Return each line of the data below exactly, omitting any pictures.

━━━━━━

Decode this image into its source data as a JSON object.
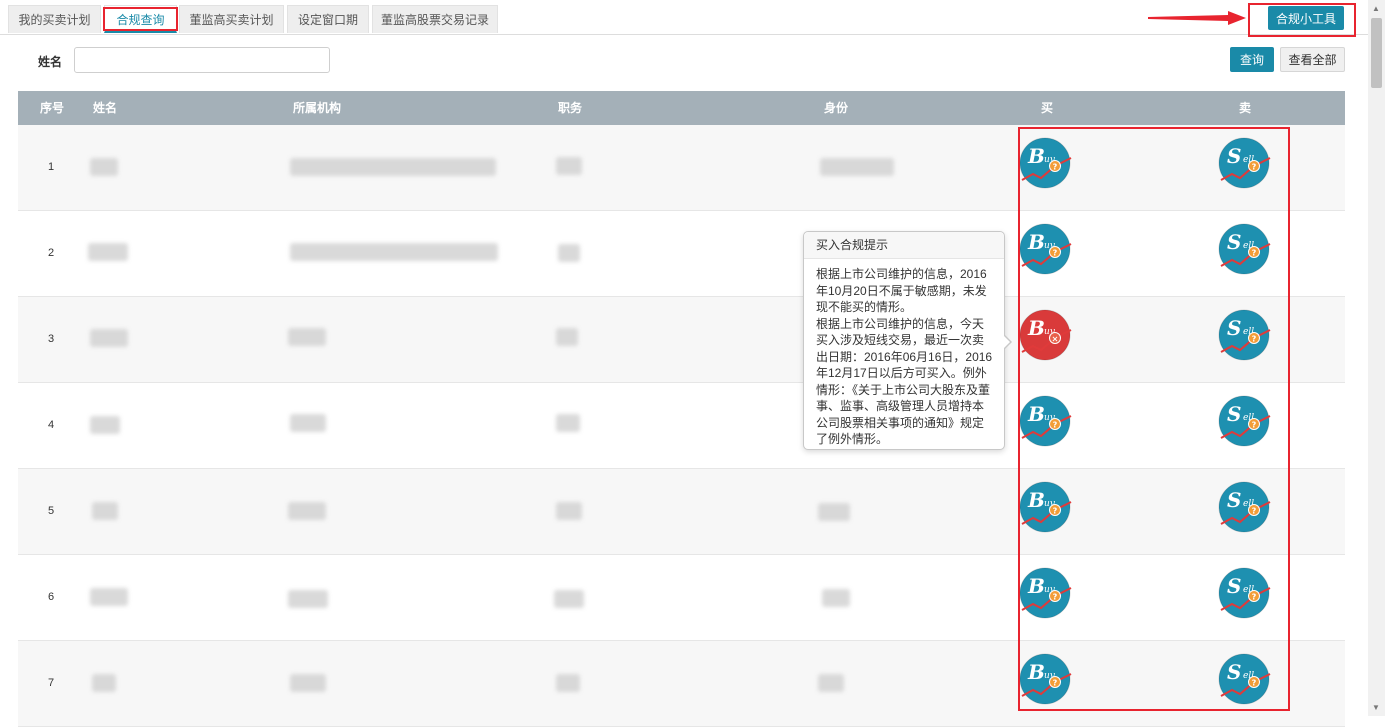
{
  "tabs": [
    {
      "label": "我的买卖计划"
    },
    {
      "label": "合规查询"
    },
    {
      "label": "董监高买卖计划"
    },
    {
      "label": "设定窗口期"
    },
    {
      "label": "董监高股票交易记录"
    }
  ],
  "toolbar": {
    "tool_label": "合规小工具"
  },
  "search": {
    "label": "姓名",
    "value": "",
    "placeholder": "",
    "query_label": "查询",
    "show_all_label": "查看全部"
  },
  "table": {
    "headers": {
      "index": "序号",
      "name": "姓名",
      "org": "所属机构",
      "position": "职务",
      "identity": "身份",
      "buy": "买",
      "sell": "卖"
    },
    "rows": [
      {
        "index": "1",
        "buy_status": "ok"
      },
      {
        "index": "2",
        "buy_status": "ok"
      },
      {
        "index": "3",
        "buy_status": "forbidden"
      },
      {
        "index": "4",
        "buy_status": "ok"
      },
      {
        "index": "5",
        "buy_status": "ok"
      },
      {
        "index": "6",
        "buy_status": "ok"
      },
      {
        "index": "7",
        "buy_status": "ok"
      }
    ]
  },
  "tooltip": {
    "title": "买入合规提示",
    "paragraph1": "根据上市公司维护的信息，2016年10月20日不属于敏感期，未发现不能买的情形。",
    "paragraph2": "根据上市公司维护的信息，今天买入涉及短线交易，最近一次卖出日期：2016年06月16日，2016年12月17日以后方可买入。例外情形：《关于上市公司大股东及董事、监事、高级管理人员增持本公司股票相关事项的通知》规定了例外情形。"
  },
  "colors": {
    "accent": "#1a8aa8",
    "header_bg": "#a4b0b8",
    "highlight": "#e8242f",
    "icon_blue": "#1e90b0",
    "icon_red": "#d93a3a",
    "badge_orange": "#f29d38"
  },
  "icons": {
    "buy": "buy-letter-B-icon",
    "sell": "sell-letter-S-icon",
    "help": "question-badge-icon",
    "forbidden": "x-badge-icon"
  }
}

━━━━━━

OUTPUT OF THE TASK:
Decode this image into its source data as a JSON object.
{
  "tabs": [
    {
      "label": "我的买卖计划"
    },
    {
      "label": "合规查询"
    },
    {
      "label": "董监高买卖计划"
    },
    {
      "label": "设定窗口期"
    },
    {
      "label": "董监高股票交易记录"
    }
  ],
  "toolbar": {
    "tool_label": "合规小工具"
  },
  "search": {
    "label": "姓名",
    "value": "",
    "placeholder": "",
    "query_label": "查询",
    "show_all_label": "查看全部"
  },
  "table": {
    "headers": {
      "index": "序号",
      "name": "姓名",
      "org": "所属机构",
      "position": "职务",
      "identity": "身份",
      "buy": "买",
      "sell": "卖"
    },
    "rows": [
      {
        "index": "1",
        "buy_status": "ok"
      },
      {
        "index": "2",
        "buy_status": "ok"
      },
      {
        "index": "3",
        "buy_status": "forbidden"
      },
      {
        "index": "4",
        "buy_status": "ok"
      },
      {
        "index": "5",
        "buy_status": "ok"
      },
      {
        "index": "6",
        "buy_status": "ok"
      },
      {
        "index": "7",
        "buy_status": "ok"
      }
    ]
  },
  "tooltip": {
    "title": "买入合规提示",
    "paragraph1": "根据上市公司维护的信息，2016年10月20日不属于敏感期，未发现不能买的情形。",
    "paragraph2": "根据上市公司维护的信息，今天买入涉及短线交易，最近一次卖出日期：2016年06月16日，2016年12月17日以后方可买入。例外情形：《关于上市公司大股东及董事、监事、高级管理人员增持本公司股票相关事项的通知》规定了例外情形。"
  },
  "colors": {
    "accent": "#1a8aa8",
    "header_bg": "#a4b0b8",
    "highlight": "#e8242f",
    "icon_blue": "#1e90b0",
    "icon_red": "#d93a3a",
    "badge_orange": "#f29d38"
  },
  "icons": {
    "buy": "buy-letter-B-icon",
    "sell": "sell-letter-S-icon",
    "help": "question-badge-icon",
    "forbidden": "x-badge-icon"
  }
}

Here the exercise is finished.